“The Prime Minister of Malta has previously made a public promise that he would leave no stone unturned in relation to the investigation of my mother’s murder. Yet so far he has refused to establish a Public Inquiry to investigate whether her assassination could have been prevented, despite his legal obligation to do so. It is hoped that the Prime Minister will respond to today’s request by setting up a Public Inquiry without further delay so that further evidence is not lost. He has nothing to fear but the truth.”

Tony Murphy of Bhatt Murphy said as follows:

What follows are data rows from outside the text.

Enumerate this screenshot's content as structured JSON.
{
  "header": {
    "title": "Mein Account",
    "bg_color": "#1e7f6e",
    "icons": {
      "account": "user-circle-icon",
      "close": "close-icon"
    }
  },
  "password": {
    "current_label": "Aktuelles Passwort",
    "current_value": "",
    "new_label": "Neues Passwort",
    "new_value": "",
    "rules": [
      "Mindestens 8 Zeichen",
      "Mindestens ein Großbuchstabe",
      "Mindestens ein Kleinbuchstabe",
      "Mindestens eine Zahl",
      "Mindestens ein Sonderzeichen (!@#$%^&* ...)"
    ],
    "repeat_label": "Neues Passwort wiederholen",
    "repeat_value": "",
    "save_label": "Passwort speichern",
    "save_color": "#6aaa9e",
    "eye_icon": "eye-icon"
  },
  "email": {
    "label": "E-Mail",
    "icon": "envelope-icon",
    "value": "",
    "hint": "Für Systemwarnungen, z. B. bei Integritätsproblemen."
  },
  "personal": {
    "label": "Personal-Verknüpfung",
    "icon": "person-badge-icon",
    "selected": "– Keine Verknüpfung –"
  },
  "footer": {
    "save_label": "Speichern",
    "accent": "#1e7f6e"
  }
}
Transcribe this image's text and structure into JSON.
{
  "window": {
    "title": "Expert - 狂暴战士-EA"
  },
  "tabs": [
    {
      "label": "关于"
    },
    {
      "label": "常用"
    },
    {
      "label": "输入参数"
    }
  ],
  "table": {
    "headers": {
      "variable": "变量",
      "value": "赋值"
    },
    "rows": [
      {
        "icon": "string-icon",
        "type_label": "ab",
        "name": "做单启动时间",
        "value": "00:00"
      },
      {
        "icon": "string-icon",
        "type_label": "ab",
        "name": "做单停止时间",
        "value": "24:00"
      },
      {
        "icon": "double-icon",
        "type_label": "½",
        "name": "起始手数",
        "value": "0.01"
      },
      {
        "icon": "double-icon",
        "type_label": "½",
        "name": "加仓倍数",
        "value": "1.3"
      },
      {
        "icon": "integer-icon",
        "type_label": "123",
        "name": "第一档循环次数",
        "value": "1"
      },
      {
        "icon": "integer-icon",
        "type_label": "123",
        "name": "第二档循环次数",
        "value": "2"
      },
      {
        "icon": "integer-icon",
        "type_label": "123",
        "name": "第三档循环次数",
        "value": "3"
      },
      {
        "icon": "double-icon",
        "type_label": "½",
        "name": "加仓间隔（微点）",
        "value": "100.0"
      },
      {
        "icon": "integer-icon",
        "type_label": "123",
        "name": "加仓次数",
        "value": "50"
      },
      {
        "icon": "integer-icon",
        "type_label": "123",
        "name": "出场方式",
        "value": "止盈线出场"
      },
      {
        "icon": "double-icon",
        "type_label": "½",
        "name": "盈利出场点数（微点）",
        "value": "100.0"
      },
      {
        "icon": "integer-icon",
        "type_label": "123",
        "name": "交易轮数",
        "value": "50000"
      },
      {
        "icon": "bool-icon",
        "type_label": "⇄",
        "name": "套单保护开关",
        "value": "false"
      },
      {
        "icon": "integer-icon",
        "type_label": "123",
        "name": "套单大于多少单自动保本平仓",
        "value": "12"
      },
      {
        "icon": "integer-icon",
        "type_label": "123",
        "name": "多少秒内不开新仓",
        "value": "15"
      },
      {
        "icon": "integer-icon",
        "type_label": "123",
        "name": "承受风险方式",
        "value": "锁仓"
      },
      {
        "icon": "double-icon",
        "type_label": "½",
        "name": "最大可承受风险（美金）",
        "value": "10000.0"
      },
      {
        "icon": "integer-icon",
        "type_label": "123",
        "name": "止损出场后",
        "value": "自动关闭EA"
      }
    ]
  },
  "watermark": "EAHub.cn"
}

“I am part of an international team of lawyers acting for the family of Daphne Caruana Galizia in their search for the truth surrounding her assassination. In view of the urgent need to preserve evidence of any state complicity or neglect surrounding Ms Caruana Galizia’s assassination, we have requested a response from the Prime Minister by 31st August. If the Prime Minister refuses to institute a Public Inquiry that complies with the European Convention on Human Rights, the family will have no option but to commence legal proceedings in Malta and perhaps ultimately in the European Court of Human Rights in Strasbourg. “